    The Kubernetes with Red Hat OpenShift World Tour is a series of hands-on workshops that empowers developers to innovate and ship faster with the leading hybrid cloud, enterprise container platform. Join us at a workshop in your region and get hands-on experience to build applications with speed, agility, and confidence. New workshop dates and regions are added regularly.

    [...]

    With more than 100 meetups in more than 20 countries, we’re kicking this world tour to a new level: An all-digital, Kubernetes-focused coding challenge. Ready to challenge your knowledge and skills on Kubernetes, whether or not you have attended an event? This challenge is for you.

    The Build Smart on Kubernetes Challenge is comprised of a progression of four quick coding labs, which help you explore a different aspect of open, cloud-native development using a variety of key technologies. Each individual lab takes approximately 10 minutes to complete. Best of all? You don’t need to leave your desk to participate.

More in Tux Machines

Ryzen 9 3900X/3950X vs. Core i9 10900K In 380+ Benchmarks

Following our initial Core i5 10600K and Core i9 10900K Linux benchmarks last week, here is a much larger comparison I have been working on since then in looking specifically at the Ryzen 9 3900X and 3950X against the Core i9 10900K. It's the largest to date with nearly 400 benchmarks being tested, most of them real-world test cases. The past number of days I have been running this Core i9 10900K vs. Ryzen 9 3900X vs. Ryzen 9 3950X comparison with 381 benchmarks out of 138 distinct applications/workloads on both systems. With this round of benchmarking the Gigabyte Z490 AORUS MASTER and ASUS ROG CROSSHAIR VIII HERO were at play with 2 x 8GB DDR4-3600 Corsair memory, Samsung 970 EVO NVMe SSD, and Radeon RX 5700 XT graphics. Benchmarking was run off Ubuntu 20.04 LTS while upgrading to the Linux 5.7 Git kernel for the very latest kernel bits. All other Ubuntu 20.04 packages were at their respective defaults. Read more

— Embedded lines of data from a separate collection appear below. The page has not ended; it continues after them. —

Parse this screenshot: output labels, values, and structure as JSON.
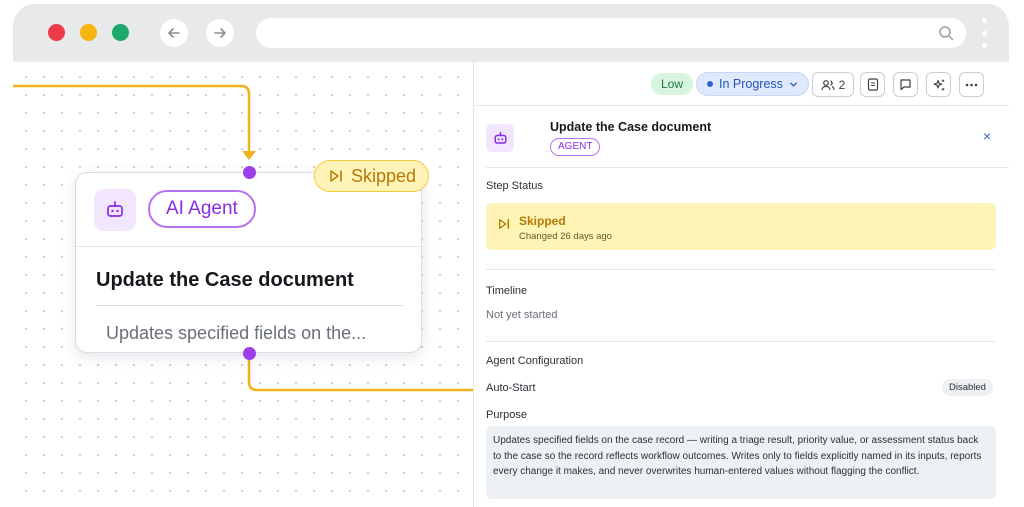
{
  "colors": {
    "accent_purple": "#8a2be2",
    "connector_yellow": "#efb11c",
    "skipped_bg": "#fdf4b6",
    "status_blue": "#2455b9",
    "low_green": "#1f7a3d"
  },
  "browser": {
    "back_icon": "arrow-left-icon",
    "forward_icon": "arrow-right-icon",
    "search_icon": "search-icon",
    "url": ""
  },
  "node": {
    "tag": "AI Agent",
    "title": "Update the Case document",
    "description": "Updates specified fields on the...",
    "status_badge": "Skipped",
    "icon": "robot-icon"
  },
  "panel": {
    "priority": "Low",
    "status": "In Progress",
    "assignee_count": "2",
    "title": "Update the Case document",
    "tag": "AGENT",
    "close": "×",
    "step_status_label": "Step Status",
    "step_status_value": "Skipped",
    "step_status_changed": "Changed 26 days ago",
    "timeline_label": "Timeline",
    "timeline_value": "Not yet started",
    "agent_config_label": "Agent Configuration",
    "auto_start_label": "Auto-Start",
    "auto_start_value": "Disabled",
    "purpose_label": "Purpose",
    "purpose_text": "Updates specified fields on the case record — writing a triage result, priority value, or assessment status back to the case so the record reflects workflow outcomes. Writes only to fields explicitly named in its inputs, reports every change it makes, and never overwrites human-entered values without flagging the conflict."
  }
}
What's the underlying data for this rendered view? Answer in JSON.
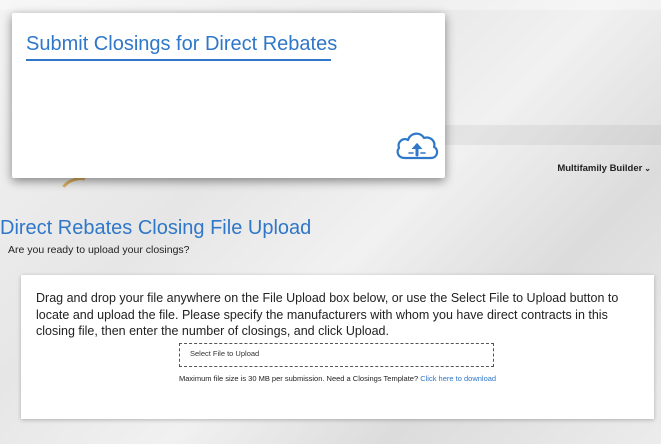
{
  "callout": {
    "title": "Submit Closings for Direct Rebates",
    "icon": "cloud-upload-icon"
  },
  "header": {
    "role_dropdown": {
      "selected": "Multifamily Builder",
      "icon": "chevron-down-icon"
    }
  },
  "main": {
    "title": "Direct Rebates Closing File Upload",
    "subtitle": "Are you ready to upload your closings?",
    "upload_panel": {
      "instructions": "Drag and drop your file anywhere on the File Upload box below, or use the Select File to Upload button to locate and upload the file. Please specify the manufacturers with whom you have direct contracts in this closing file, then enter the number of closings, and click Upload.",
      "select_button_label": "Select File to Upload",
      "note_text": "Maximum file size is 30 MB per submission. Need a Closings Template?",
      "template_link_label": "Click here to download"
    }
  },
  "colors": {
    "accent": "#2f77c8",
    "text": "#222222"
  }
}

Compact 8K video encoder runs Linux on Kaby Lake

Advantech has launched a “VEGA-8300E 8K Broadcast Video Encoder” and streaming appliance for 8Kp60, 10-bit 4:2:2 HEVC real-time encoding. The system runs Ubuntu on a 7th Gen Kaby Lake CPU and offers 2x hot-swappable SATA bays. We realize that most of you are not in the market for an 8K video encoder, but we occasionally like to check in on the high-end video world where Linux is steadily making inroads. Normally Advantech’s VEGA-8300E 8K Broadcast Video Encoder would have been showcased at the NAB Show, which has been cancelled due to the pandemic. (Some NAB content is available on the online NAB Show Express.) We heard about the VEGA-8300E from an Advantech announcement on Businesswire that revealed the product has won a 2020 Best of Show Special Edition Award presented by TV Technology. Read more

Happy birthday Audacity: 20 years

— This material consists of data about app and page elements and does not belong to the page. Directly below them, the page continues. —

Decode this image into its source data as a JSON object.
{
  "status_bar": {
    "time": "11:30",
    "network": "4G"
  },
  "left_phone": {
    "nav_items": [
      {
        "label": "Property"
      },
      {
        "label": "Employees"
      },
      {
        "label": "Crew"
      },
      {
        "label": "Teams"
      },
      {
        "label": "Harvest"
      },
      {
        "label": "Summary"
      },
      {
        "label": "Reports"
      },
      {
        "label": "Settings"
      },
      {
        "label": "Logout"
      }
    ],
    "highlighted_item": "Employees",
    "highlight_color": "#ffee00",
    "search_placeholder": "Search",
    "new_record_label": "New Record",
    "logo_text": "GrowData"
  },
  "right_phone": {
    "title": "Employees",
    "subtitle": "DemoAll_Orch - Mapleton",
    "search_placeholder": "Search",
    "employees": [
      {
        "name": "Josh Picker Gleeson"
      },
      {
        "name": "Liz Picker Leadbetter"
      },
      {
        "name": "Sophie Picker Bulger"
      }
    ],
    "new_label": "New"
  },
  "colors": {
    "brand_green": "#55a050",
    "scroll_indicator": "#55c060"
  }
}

Here is a next update for my ‘Digital Audio Workstation’ (DAW) software collection. Today, 28th of May 2020, the Audacity multi-track audio recorder turns 20 years old! This is a nice moment to also release the Slackware packages (only targeting -current, sorry) for their latest and greatest, Audacity 2.4.1 which was released a week ago as a quick bug-fix to the long-awaited 2.4.0. Along with this new Audacity release, I also have new packages for wxGTK3 (3.0.5.1) which you’ll need for Audacity to show its graphical user interface... Read more

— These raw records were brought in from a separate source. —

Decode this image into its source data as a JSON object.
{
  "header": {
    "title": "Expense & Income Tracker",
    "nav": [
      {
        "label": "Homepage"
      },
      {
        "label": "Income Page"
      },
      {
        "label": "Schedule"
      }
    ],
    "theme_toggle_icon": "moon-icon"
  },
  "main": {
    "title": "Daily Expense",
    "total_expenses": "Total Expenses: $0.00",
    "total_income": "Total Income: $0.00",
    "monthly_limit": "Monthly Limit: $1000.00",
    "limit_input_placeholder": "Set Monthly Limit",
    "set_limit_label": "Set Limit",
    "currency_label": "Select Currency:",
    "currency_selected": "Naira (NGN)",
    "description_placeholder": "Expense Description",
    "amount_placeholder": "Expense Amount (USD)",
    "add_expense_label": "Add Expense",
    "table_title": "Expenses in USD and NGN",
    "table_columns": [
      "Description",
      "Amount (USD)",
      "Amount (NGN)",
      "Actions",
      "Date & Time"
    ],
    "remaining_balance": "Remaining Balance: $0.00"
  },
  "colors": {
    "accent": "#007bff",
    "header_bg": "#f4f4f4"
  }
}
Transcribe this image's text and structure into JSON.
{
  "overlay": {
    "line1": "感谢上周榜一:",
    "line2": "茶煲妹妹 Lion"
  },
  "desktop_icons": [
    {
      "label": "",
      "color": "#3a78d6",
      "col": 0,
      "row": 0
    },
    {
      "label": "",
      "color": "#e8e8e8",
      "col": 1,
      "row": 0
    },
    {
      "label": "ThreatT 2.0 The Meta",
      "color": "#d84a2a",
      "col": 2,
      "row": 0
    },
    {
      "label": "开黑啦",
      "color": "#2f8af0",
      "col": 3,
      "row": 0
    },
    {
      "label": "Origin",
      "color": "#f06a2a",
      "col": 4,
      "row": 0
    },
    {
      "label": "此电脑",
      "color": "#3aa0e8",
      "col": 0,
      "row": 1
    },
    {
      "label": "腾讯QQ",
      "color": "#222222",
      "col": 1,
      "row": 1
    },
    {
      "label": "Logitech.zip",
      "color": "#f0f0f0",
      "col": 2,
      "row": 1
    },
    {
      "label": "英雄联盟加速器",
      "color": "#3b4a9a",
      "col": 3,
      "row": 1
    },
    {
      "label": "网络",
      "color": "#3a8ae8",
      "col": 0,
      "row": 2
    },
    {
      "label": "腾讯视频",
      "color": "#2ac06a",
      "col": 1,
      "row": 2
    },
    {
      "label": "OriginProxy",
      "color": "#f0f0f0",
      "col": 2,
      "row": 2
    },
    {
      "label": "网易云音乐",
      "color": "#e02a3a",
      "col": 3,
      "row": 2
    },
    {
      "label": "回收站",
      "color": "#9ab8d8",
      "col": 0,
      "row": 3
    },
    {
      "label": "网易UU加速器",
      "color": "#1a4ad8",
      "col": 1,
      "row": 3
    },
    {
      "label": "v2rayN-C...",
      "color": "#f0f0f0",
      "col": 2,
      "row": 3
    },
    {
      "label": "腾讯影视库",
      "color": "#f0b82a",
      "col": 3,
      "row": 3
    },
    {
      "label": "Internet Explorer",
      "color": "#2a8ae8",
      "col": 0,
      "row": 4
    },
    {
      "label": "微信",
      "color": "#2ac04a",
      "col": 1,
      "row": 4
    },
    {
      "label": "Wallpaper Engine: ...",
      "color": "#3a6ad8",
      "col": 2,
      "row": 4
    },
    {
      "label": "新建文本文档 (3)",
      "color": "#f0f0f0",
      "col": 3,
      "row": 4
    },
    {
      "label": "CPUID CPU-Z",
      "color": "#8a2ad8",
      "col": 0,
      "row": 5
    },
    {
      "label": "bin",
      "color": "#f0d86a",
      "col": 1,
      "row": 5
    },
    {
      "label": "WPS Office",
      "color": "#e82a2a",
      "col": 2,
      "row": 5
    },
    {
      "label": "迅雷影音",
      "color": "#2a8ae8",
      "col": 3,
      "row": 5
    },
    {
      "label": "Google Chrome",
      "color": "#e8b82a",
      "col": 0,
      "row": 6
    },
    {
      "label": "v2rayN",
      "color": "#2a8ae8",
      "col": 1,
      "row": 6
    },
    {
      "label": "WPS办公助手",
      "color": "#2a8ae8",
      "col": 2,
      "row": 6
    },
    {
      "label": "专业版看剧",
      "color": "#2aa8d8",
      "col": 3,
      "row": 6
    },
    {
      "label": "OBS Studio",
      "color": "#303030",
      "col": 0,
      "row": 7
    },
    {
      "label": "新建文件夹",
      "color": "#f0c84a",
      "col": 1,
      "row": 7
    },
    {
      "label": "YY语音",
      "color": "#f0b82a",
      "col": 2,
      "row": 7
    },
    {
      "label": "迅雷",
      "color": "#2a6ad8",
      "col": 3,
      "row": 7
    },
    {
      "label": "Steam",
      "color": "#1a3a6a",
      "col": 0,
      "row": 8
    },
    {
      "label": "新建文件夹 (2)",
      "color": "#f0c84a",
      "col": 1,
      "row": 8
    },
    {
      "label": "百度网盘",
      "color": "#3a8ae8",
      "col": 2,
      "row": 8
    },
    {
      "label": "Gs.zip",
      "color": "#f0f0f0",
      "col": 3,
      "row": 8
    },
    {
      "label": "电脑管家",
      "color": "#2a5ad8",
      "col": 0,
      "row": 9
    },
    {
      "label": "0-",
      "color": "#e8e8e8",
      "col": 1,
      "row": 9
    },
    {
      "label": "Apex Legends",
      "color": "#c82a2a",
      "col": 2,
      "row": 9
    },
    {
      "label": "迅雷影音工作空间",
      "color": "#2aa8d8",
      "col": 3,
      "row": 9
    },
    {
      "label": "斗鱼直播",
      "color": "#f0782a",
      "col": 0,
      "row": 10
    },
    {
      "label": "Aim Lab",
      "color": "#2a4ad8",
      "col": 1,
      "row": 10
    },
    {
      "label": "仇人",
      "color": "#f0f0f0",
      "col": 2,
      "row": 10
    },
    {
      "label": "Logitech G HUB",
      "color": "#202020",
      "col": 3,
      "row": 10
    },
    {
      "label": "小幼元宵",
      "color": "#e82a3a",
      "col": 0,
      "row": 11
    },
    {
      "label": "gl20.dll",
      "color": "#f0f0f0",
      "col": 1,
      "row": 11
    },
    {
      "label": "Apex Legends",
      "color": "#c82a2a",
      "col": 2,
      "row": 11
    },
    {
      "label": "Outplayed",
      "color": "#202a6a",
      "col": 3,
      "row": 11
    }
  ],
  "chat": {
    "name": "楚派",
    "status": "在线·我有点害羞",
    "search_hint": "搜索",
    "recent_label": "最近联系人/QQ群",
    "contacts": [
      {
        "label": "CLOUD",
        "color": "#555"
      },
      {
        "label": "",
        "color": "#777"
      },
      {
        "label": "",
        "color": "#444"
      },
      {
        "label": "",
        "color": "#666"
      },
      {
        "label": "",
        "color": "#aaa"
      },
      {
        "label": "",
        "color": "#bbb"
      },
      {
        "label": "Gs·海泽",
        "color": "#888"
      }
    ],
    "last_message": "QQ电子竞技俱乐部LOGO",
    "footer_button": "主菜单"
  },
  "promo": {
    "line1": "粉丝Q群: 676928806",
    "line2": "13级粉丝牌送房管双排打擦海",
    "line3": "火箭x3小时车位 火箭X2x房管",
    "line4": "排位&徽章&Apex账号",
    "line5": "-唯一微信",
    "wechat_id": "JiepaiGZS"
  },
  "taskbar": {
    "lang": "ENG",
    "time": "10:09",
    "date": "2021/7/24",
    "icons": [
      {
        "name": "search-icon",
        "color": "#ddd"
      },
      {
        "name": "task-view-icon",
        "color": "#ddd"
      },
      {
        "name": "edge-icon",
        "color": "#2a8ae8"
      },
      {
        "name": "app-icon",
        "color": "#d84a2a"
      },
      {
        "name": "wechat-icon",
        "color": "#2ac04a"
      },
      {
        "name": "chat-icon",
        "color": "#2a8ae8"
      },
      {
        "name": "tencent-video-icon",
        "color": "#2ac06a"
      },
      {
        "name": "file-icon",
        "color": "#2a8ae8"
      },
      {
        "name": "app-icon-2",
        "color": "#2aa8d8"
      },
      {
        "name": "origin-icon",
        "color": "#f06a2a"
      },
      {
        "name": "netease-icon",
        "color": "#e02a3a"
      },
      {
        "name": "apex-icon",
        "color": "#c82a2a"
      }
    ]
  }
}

What Makes a System76 Computer?

In homage to the revolutionary age of 1776, System76 revolutionizes open source technology and declares independence from our proprietary rulers. But what are the key ingredients that go into making a computer so revolutionary? The following delicious details outline the qualities we value in all of our computers. Note: Licking your screen is not an effective way to taste the deliciousness of this blog post. System76 users depend on heavy computational power to get their work done, and in some cases require a literal heavy computer. Our hardware is designed to support top-line processors and graphics cards, allowing you to consistently plow through your workload. We’re not going to call on a sedan to do a bulldozer’s job. Read more